We are surrounded by digital displays in our life: clocks, watches, DVD players and computer or TV screens. The liquid crystal display (LCD) technology is a popular choice in many of these. George Gray and his research team at the University of Hull developed LCD technology, making it another GREAT British innovation.
I imagine there are a large number of smartphones and tablets in this room tonight. Most of them have inside them a chip called an ARM (advanced RISC machine) processor which offers low power consumption and high processing speeds and is, as you might have guessed, a GREAT British innovation.
Since I started my remarks tonight with a strawberry, it would be appropriate to end this curated list of British innovations with a raspberry. The Raspberry Pi was created in 2006 by Eben Upton and his colleagues at the University of Cambridge’s Computer Laboratory.
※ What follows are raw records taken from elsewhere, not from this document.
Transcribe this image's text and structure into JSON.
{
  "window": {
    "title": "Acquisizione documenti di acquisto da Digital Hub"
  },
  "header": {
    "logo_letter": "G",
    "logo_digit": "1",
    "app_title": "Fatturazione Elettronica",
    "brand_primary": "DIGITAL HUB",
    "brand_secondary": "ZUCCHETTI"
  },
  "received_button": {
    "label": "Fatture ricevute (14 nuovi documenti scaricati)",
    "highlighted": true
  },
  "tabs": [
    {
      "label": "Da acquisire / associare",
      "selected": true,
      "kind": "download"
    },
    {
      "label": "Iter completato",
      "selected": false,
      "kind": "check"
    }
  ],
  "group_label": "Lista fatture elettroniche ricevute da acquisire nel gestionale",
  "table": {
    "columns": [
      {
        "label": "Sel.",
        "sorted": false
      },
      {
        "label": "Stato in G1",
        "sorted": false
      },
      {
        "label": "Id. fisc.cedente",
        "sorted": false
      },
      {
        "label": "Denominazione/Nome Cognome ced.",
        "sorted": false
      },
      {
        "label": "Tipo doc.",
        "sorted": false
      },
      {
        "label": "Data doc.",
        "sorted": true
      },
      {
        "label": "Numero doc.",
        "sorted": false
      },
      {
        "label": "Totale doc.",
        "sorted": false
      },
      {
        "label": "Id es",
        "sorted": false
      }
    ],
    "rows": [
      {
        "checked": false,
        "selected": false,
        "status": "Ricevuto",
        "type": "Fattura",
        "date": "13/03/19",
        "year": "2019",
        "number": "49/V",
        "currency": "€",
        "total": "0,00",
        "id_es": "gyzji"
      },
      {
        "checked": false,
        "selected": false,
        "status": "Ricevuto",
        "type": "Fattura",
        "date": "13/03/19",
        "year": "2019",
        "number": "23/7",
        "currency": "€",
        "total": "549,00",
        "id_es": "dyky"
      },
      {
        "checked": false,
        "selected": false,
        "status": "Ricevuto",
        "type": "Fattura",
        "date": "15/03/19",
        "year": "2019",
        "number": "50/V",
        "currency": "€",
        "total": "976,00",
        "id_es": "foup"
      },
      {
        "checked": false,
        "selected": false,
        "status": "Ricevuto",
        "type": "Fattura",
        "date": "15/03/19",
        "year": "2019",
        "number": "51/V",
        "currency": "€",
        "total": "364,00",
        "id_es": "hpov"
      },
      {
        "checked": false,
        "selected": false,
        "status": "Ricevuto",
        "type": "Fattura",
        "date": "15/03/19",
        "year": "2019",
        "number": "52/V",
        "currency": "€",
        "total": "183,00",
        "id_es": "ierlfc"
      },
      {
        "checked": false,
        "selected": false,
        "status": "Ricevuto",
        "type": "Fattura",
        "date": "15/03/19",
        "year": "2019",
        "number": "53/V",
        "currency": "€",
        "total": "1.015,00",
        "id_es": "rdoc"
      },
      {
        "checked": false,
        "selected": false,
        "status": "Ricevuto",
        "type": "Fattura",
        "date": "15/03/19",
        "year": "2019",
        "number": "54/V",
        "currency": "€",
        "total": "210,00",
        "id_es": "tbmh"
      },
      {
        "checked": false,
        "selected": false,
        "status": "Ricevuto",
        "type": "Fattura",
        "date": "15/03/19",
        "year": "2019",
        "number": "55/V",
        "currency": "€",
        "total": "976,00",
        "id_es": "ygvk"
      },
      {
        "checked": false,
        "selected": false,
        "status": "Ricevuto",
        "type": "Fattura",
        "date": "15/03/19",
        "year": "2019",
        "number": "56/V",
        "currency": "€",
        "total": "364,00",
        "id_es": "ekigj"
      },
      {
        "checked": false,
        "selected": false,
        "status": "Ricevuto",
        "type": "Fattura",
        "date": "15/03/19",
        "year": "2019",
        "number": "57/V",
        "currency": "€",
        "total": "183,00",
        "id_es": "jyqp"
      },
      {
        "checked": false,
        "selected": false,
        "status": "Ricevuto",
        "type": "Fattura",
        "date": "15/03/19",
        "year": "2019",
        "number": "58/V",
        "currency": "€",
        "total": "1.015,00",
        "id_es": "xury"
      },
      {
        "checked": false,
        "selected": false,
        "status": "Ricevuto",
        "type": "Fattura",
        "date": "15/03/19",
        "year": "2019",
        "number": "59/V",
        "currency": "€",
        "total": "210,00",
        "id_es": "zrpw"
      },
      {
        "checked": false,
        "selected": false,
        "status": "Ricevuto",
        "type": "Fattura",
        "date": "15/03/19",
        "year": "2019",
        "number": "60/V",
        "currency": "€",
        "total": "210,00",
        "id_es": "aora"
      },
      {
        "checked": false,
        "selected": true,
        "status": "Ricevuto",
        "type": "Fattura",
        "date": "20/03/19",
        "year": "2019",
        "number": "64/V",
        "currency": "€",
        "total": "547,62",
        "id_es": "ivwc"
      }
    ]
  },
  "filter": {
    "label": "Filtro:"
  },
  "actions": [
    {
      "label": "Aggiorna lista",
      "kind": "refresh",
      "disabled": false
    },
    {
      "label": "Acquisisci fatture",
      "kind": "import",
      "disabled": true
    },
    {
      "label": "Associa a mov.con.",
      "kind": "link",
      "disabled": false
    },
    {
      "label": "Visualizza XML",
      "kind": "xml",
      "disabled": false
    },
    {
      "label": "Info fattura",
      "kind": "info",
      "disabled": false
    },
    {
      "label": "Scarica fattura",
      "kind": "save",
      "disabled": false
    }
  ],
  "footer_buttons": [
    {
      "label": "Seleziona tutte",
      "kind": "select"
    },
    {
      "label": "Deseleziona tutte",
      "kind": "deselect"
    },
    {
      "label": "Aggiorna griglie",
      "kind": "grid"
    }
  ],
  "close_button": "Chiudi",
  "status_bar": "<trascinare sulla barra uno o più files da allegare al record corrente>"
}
Sensing a decline in computer literacy and inadequate programming skills in children, they decided to develop a computer that was extremely affordable. The credit card sized device can be plugged directly into a keyboard and television and function much like a home PC. Priced at just $25 it is both a bargain and a GREAT British innovation.
Now, why am I telling you all this?
It is because all this innovation has been a hugely important driver of economic prosperity and growth in the UK. We want it to be just as important for our future. And that means making sure the UK remains a world-leading destination for innovators from across the globe.
We believe our credentials are very strong:
We are the leading leading G20 country in the ‘2013 Global Innovation Index’
We have a world-class academic and research environment
We have a robust system of protecting intellectual property
We have globally-recognised measurement and standards systems that underpin innovation
We have a competitive package of tax and incentives to support innovation
We have a strong supply of skilled employees
And we have a proven business and investment environment
There are eight technology areas which the UK has prioritized for enhanced government and commercial support: two of those - big data and robotics – may be of particular interest to entrepreneurs in this room.
My team at the British Deputy High Commission here in Kolkata is committed to increasing bilateral trade & investment between India and UK through our commercial department UK Trade & Investment (UKTI).
UKTI offers confidential, professional and free services to international companies from all parts of the world that are seeking to access the UK’s world-class science and innovation ecosystem.
My colleagues from UKTI are around the hall today and you can find them tomorrow as well at the UK stand (could the team please identify themselves with a show of hands). I encourage you to talk to them - they can tell you everything you need to know about the best route to invest in the UK.
They can give information on expanding an existing business; help you identify local skills; advise on industry and tech clusters, universities and research institutes; and provide details of our exciting incentives and funding support.
There’s also a UK based immigration law firm, A D Themis, who will be with us for the next few days should you require professional advice on visas and immigration. (could I similarly ask Navinder, the director of the company, to raise his hand for the sake of easier identification).
To conclude let me say how delighted I am that the UK is the partner country for the NASSCOM Product Conclave Kolkata – 2014. Innovation lies at the heart of product development. As I have described, it is an area of real strength for the UK. And as we will see over the coming days it is an area of real strength for India too. That is why we are natural partners in innovation.
Thank you and I hope you enjoy the rest of the evening.